* [Exercise description]
Gather all lines in the data that hold the string "value".
Dataset records Start Marker
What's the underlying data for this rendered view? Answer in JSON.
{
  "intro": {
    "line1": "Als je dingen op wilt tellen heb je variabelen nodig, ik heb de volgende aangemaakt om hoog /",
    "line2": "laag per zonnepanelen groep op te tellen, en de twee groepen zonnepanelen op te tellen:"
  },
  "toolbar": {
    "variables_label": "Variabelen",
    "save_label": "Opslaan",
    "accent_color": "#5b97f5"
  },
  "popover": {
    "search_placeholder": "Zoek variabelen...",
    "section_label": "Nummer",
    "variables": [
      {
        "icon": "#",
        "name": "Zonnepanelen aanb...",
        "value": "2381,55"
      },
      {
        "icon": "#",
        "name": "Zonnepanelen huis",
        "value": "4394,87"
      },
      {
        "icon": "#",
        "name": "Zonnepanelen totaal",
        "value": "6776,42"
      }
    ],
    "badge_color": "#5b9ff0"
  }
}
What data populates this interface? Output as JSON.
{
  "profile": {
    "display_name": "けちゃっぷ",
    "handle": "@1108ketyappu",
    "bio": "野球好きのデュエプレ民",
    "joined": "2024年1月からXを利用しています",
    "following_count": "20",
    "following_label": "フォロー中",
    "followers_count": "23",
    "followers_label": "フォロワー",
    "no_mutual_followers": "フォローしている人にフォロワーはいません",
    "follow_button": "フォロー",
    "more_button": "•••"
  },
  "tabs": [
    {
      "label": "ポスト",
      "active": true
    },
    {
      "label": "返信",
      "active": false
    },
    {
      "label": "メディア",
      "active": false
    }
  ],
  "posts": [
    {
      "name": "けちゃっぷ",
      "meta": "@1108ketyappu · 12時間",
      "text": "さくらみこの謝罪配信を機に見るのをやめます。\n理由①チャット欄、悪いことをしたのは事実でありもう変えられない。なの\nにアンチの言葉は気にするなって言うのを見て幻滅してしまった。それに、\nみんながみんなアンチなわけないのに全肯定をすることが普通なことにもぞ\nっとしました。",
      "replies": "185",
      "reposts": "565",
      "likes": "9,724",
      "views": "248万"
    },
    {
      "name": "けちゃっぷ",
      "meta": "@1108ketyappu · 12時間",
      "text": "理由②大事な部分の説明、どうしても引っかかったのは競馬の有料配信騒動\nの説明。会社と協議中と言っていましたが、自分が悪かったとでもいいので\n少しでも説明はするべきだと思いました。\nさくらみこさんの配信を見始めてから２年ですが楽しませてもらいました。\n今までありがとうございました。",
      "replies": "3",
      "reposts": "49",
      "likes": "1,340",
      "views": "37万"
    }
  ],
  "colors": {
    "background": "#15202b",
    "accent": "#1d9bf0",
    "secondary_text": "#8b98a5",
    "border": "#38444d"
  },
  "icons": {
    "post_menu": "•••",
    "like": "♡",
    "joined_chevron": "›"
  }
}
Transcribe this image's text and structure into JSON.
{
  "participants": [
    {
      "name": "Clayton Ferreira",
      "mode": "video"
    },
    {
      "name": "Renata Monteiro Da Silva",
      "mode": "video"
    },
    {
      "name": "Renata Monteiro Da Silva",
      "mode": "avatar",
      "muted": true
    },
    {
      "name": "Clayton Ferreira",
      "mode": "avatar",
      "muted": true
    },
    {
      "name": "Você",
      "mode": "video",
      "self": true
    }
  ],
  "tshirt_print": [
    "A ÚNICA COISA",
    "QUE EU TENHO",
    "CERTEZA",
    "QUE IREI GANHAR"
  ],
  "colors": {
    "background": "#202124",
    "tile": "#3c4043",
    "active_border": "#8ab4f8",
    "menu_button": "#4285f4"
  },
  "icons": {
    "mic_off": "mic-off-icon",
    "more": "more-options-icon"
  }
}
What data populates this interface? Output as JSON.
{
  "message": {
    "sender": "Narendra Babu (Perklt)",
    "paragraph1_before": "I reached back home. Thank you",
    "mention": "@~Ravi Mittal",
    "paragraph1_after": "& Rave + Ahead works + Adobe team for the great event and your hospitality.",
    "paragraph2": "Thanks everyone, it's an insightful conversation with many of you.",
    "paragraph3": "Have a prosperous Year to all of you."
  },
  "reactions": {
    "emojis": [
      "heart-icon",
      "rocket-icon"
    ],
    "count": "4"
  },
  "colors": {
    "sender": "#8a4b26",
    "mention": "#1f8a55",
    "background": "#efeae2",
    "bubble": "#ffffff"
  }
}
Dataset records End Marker
* [Answer to the problem]
        "value": "2381,55"
        "value": "4394,87"
        "value": "6776,42"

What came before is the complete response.